■ AIM OF THE EXERCISE
Return all of the entries exactly, but do not include the pictures.

■ INPUT DATA

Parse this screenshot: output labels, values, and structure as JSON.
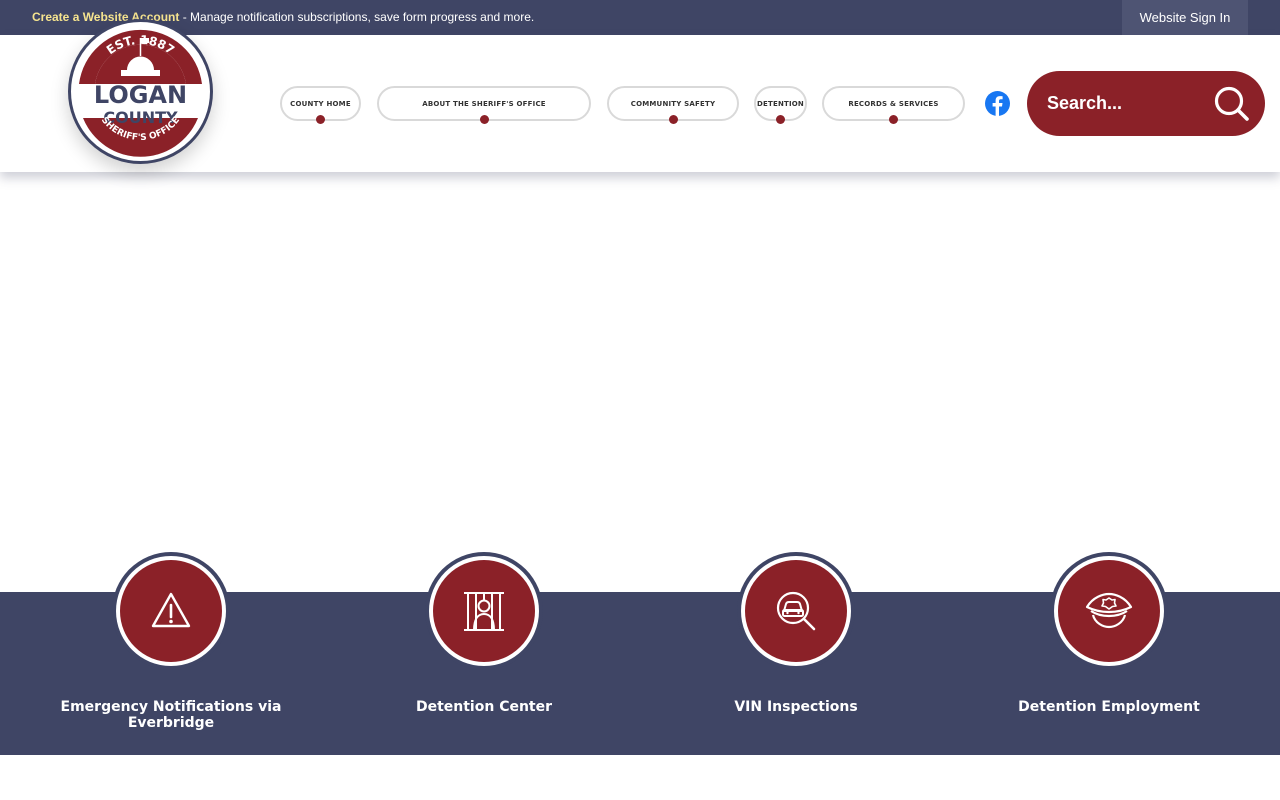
{
  "topbar": {
    "create_account": "Create a Website Account",
    "message": " - Manage notification subscriptions, save form progress and more.",
    "sign_in": "Website Sign In"
  },
  "logo": {
    "est": "EST. 1887",
    "line1": "LOGAN",
    "line2": "COUNTY",
    "line3": "SHERIFF'S OFFICE"
  },
  "nav": [
    {
      "label": "County Home"
    },
    {
      "label": "About the Sheriff's Office"
    },
    {
      "label": "Community Safety"
    },
    {
      "label": "Detention"
    },
    {
      "label": "Records & Services"
    }
  ],
  "social": {
    "icon": "facebook-icon"
  },
  "search": {
    "placeholder": "Search...",
    "icon": "search-icon"
  },
  "quick_links": [
    {
      "label": "Emergency Notifications via Everbridge",
      "icon": "warning-icon"
    },
    {
      "label": "Detention Center",
      "icon": "jail-cell-icon"
    },
    {
      "label": "VIN Inspections",
      "icon": "car-magnifier-icon"
    },
    {
      "label": "Detention Employment",
      "icon": "police-hat-icon"
    }
  ],
  "colors": {
    "navy": "#3f4565",
    "maroon": "#8b2128",
    "gold": "#f6e48f",
    "facebook": "#1877f2"
  }
}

■ RESPONSE TO THE EXERCISE
Parse this screenshot: output labels, values, and structure as JSON.
{
  "topbar": {
    "create_account": "Create a Website Account",
    "message": " - Manage notification subscriptions, save form progress and more.",
    "sign_in": "Website Sign In"
  },
  "logo": {
    "est": "EST. 1887",
    "line1": "LOGAN",
    "line2": "COUNTY",
    "line3": "SHERIFF'S OFFICE"
  },
  "nav": [
    {
      "label": "County Home"
    },
    {
      "label": "About the Sheriff's Office"
    },
    {
      "label": "Community Safety"
    },
    {
      "label": "Detention"
    },
    {
      "label": "Records & Services"
    }
  ],
  "social": {
    "icon": "facebook-icon"
  },
  "search": {
    "placeholder": "Search...",
    "icon": "search-icon"
  },
  "quick_links": [
    {
      "label": "Emergency Notifications via Everbridge",
      "icon": "warning-icon"
    },
    {
      "label": "Detention Center",
      "icon": "jail-cell-icon"
    },
    {
      "label": "VIN Inspections",
      "icon": "car-magnifier-icon"
    },
    {
      "label": "Detention Employment",
      "icon": "police-hat-icon"
    }
  ],
  "colors": {
    "navy": "#3f4565",
    "maroon": "#8b2128",
    "gold": "#f6e48f",
    "facebook": "#1877f2"
  }
}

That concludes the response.